Women buyers, not surprisingly, have lower incomes than the other two groups of home buyers. The median income is $37,000 compared to $48,000 for single men. Married couples have a median income about twice as high as the single women. This contributes, in part to these women carrying a larger "housing affordability burden." More than 40 percent have housing expenses in excess of 30 percent of their income and more than 20 percent carry a "severe" burden where housing costs exceed 50 percent of income. The other groups have less than 31 percent of their households considered burdened and less than 11 percent with severe burdens.

Important to those hoping to market to this group is not only who bought but what. 15 percent of unmarried females choose condos as compared to 12 percent of unmarried men and only 5 percent of married couples; seven percent purchased units in complexes composed of five or more units. Women also purchased smaller homes and 34 percent buy two bedroom homes, the largest of any of the three groups.

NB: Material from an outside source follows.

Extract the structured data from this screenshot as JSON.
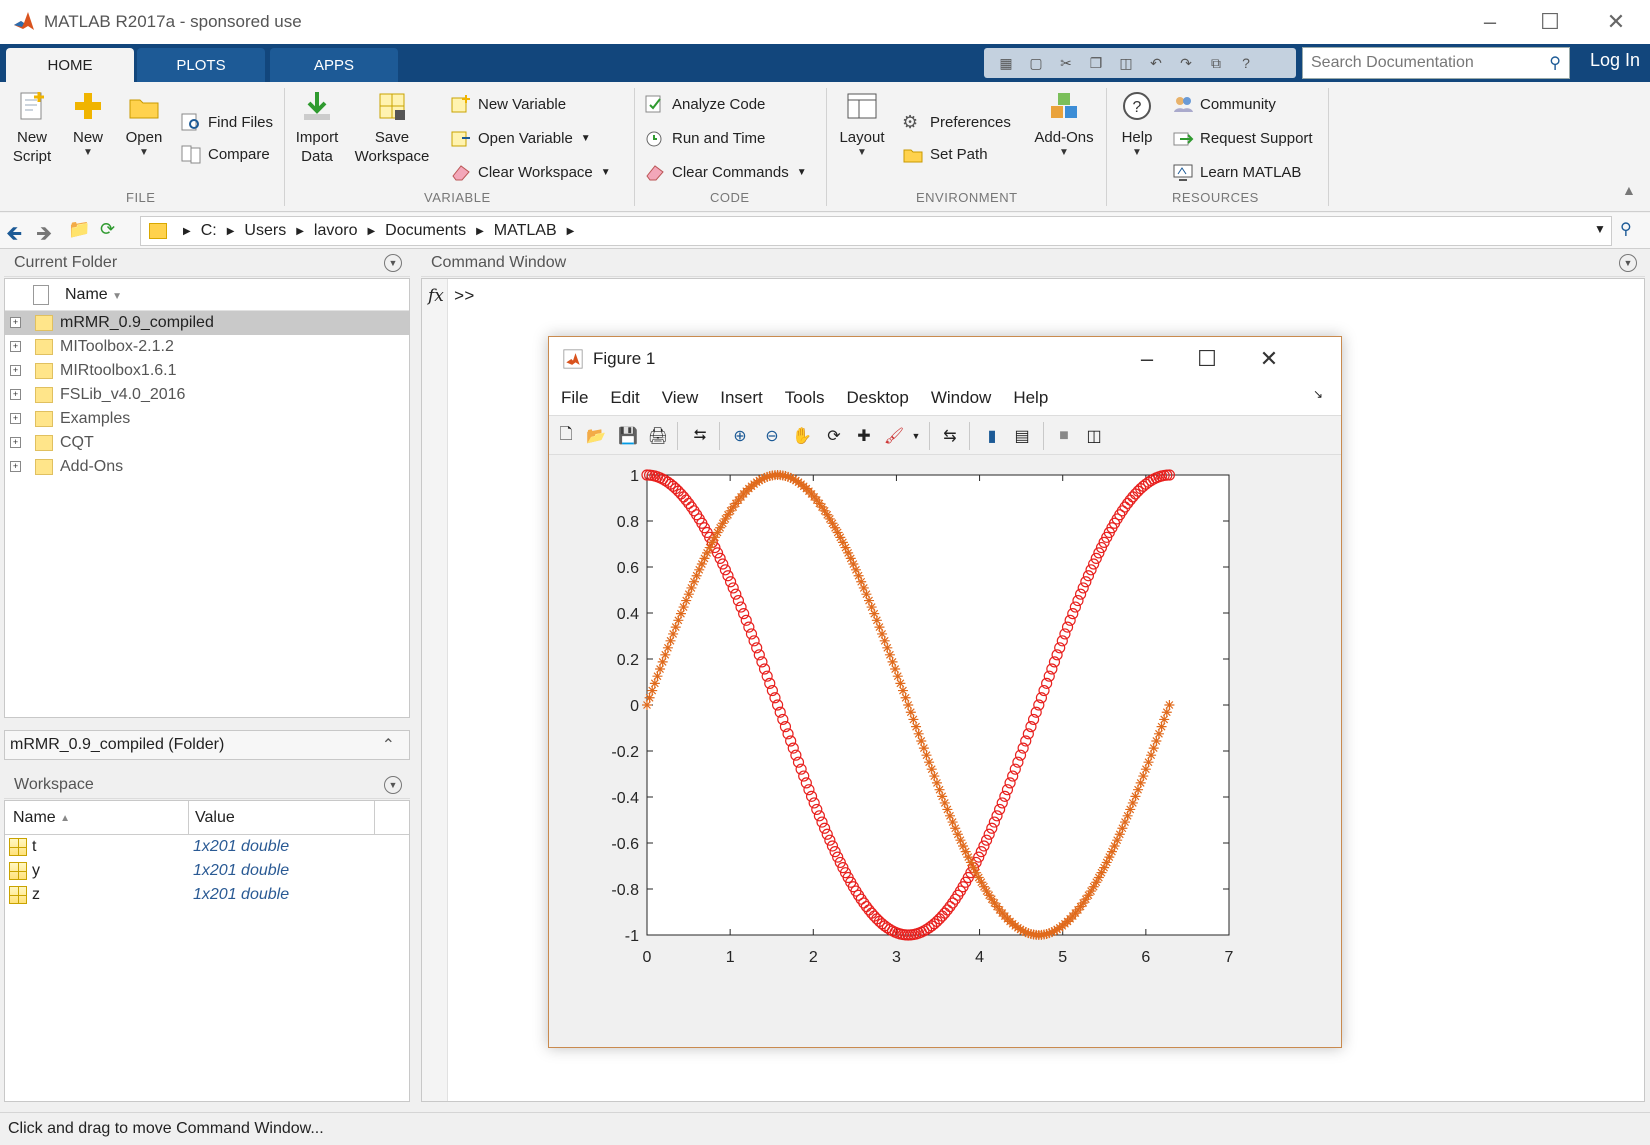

Single women (and single men) are more likely to buy in urban areas than suburban compared to their married counterparts and single women also seem slightly more likely to live in the Northeast and South than other buyers.

Women buy new homes at a higher rate than men but lower than married couples. One in five bought a home built since 2000 compared to 10 percent of unmarried men and 25 % of couples. Five percent of women, however, still own substandard housing, i.e. moderately or severely inadequate situations where homes do not have complete kitchen or bathing facilities, inadequate heat/cooling, code deficient wiring and plumbing, or rodent infestation

No surprise that woman, given their lower incomes, purchased less costly homes. The choice of housing type (smaller or condos) and location of course also influenced the purchase price. Whatever the motivating factors, approximately 75 percent purchased homes for under $200,000 and only 4 percent bought in the $300,000 price range. A large number, 16 percent, of respondents, however, did not report a purchase price. 68 percent of unmarried men bought under the $200K threshold and 6 percent spent $300,000 or more. More than a quarter of married couples bought homes costing in excess of $200,000.

As important to the market place as the who, what, where, and for how much variables that make up this study is the information it contains on how and why women buy their homes. And they do think about and approach the task differently that others. This, the study points out, varies across the various strata of the survey respondents. We will discuss some of preferences and motivations of women buyers in part three of this article.